Football is their business for almost every day of the year, but football players and football coaches in great numbers enjoy time away from football, frequently on the golf course. The Chick-fil-A Peach Bowl gives them that opportunity, while also giving them a chance to earn money for their universities’ scholarship funds.

The ninth edition of this challenge charity golf tournament is Sunday through Tuesday at Reynolds Plantation Resort on Lake Oconee outside Atlanta.

Alabama Coach Nick Saban has not been the most successful coach in the tournament, but he is certainly a big draw. His celebrity partner will be Heisman Trophy winner Mark Ingram, now playing for the New Orleans Saints. When Ingram was an Alabama player he revealed that he thought golf was his best sport.

In the past eight years the event has provided $4.7 million in scholarship and charitable contributions.
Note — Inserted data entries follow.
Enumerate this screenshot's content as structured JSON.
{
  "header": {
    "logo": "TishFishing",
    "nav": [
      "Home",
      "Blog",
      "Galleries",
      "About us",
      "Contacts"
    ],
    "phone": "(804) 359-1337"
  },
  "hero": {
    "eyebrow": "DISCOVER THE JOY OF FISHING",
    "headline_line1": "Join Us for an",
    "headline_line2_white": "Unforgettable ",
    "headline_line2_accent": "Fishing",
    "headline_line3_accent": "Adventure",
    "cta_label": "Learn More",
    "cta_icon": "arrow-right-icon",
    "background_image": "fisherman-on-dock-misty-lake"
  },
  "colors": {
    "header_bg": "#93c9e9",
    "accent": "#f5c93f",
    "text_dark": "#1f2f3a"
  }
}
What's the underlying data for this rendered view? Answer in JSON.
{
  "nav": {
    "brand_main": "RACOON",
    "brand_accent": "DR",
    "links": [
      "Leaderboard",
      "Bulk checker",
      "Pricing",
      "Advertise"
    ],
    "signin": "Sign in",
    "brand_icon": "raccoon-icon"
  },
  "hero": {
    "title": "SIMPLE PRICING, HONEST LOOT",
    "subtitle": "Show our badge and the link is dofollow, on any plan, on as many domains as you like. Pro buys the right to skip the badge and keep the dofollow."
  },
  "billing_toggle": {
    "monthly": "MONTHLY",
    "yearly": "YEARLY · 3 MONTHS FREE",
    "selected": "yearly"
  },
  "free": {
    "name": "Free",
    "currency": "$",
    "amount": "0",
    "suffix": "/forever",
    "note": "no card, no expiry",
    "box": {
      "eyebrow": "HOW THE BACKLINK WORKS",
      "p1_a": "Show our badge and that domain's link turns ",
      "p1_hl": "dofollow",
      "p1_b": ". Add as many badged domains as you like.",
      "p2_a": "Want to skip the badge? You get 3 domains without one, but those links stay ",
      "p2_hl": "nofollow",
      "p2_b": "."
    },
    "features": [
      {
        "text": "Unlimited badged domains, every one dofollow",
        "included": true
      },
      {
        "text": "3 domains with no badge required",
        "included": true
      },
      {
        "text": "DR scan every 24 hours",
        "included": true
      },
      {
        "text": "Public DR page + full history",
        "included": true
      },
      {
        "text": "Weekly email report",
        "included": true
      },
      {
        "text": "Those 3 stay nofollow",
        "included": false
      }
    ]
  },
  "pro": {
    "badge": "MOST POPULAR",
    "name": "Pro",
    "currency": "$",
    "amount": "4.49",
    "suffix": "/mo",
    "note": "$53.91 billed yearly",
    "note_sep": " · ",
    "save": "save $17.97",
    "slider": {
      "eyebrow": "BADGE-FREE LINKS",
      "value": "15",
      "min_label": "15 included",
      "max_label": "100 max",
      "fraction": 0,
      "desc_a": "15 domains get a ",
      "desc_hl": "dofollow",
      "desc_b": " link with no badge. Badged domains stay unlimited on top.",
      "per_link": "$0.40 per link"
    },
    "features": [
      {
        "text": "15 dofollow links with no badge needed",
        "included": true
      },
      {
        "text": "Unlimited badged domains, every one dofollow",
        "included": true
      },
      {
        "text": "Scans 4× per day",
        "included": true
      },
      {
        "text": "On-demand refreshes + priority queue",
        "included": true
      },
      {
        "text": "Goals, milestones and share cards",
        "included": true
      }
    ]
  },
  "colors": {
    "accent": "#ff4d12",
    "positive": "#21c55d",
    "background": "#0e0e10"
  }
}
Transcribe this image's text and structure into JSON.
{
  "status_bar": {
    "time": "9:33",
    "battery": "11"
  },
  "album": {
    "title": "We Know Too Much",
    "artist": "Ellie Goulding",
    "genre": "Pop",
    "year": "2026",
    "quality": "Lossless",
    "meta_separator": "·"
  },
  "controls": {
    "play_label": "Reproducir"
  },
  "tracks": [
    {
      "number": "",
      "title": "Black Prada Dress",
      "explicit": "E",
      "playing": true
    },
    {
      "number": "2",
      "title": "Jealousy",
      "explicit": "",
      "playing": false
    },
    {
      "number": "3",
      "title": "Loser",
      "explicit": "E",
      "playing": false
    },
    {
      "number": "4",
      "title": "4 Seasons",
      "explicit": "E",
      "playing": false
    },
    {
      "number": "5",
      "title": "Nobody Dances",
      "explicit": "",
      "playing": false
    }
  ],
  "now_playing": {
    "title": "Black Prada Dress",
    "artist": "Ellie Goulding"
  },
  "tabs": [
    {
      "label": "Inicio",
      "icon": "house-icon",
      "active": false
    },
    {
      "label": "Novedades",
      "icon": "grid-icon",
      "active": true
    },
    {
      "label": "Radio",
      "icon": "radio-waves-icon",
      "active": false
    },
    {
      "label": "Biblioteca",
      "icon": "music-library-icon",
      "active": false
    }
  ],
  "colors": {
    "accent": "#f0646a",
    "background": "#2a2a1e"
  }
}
The college teams in this year’s event will be playing for a share of $520,000 in scholarship and charities.

Among participating schools, Saban and Alabama have the third highest amount of all-time winnings for The University’s scholarship fund, $163,333.

There will be 13 teams in a scramble format. Each team will be vying for the $125,000 first place prize with each team receiving a portion of the purse. Charity payouts will be split equally between an endowed scholarship at each university and a charity of the coach’s choice.

The field includes two former winning teams – Paul Johnson and Jon Barry of Georgia Tech (2011, 2012, and 2014) and Steve Spurrier and Sterling Sharpe of South Carolina (2008 and 2009).

Six of the participating coaches – including Saban – led their teams to New Year’s Six Bowl Games in the inaugural College Football Playoff last season and three – again, including Saban – have won national championships.

Also participating will be former Crimson Tide player and assistant coach Dabo Swinney, now head coach at Clemson.

The event will be seen on a delayed telecast on ESPNU in August and again in December.


BamaMag Top Stories